### WORK INSTRUCTIONS
Output the data below exactly, down to the last character.

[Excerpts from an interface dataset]

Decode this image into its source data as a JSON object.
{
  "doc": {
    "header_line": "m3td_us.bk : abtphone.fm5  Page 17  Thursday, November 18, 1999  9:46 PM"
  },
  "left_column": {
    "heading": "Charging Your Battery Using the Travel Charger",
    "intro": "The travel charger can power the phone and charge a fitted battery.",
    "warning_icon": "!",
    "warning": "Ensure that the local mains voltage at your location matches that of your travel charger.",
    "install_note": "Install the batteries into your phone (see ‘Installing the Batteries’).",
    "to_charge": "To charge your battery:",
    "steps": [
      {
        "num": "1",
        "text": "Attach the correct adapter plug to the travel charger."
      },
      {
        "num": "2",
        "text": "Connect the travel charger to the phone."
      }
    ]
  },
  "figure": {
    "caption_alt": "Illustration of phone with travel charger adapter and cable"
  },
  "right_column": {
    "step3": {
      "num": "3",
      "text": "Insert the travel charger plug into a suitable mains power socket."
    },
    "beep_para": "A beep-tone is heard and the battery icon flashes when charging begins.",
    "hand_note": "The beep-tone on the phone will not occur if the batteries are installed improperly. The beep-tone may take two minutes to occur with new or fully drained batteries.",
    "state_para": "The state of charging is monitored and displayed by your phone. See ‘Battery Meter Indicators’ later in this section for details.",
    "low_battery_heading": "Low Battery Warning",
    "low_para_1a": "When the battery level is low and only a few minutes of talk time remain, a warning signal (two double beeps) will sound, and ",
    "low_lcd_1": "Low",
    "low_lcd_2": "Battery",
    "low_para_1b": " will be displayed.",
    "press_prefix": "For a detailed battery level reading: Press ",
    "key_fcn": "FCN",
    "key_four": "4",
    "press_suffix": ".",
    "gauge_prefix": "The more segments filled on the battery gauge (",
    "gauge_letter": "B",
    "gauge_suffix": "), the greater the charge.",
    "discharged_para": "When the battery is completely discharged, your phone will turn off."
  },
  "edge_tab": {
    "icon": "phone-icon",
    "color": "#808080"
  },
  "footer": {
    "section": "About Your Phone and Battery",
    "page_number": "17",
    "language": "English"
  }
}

### EXPECTED ANSWER
Decode this image into its source data as a JSON object.
{
  "doc": {
    "header_line": "m3td_us.bk : abtphone.fm5  Page 17  Thursday, November 18, 1999  9:46 PM"
  },
  "left_column": {
    "heading": "Charging Your Battery Using the Travel Charger",
    "intro": "The travel charger can power the phone and charge a fitted battery.",
    "warning_icon": "!",
    "warning": "Ensure that the local mains voltage at your location matches that of your travel charger.",
    "install_note": "Install the batteries into your phone (see ‘Installing the Batteries’).",
    "to_charge": "To charge your battery:",
    "steps": [
      {
        "num": "1",
        "text": "Attach the correct adapter plug to the travel charger."
      },
      {
        "num": "2",
        "text": "Connect the travel charger to the phone."
      }
    ]
  },
  "figure": {
    "caption_alt": "Illustration of phone with travel charger adapter and cable"
  },
  "right_column": {
    "step3": {
      "num": "3",
      "text": "Insert the travel charger plug into a suitable mains power socket."
    },
    "beep_para": "A beep-tone is heard and the battery icon flashes when charging begins.",
    "hand_note": "The beep-tone on the phone will not occur if the batteries are installed improperly. The beep-tone may take two minutes to occur with new or fully drained batteries.",
    "state_para": "The state of charging is monitored and displayed by your phone. See ‘Battery Meter Indicators’ later in this section for details.",
    "low_battery_heading": "Low Battery Warning",
    "low_para_1a": "When the battery level is low and only a few minutes of talk time remain, a warning signal (two double beeps) will sound, and ",
    "low_lcd_1": "Low",
    "low_lcd_2": "Battery",
    "low_para_1b": " will be displayed.",
    "press_prefix": "For a detailed battery level reading: Press ",
    "key_fcn": "FCN",
    "key_four": "4",
    "press_suffix": ".",
    "gauge_prefix": "The more segments filled on the battery gauge (",
    "gauge_letter": "B",
    "gauge_suffix": "), the greater the charge.",
    "discharged_para": "When the battery is completely discharged, your phone will turn off."
  },
  "edge_tab": {
    "icon": "phone-icon",
    "color": "#808080"
  },
  "footer": {
    "section": "About Your Phone and Battery",
    "page_number": "17",
    "language": "English"
  }
}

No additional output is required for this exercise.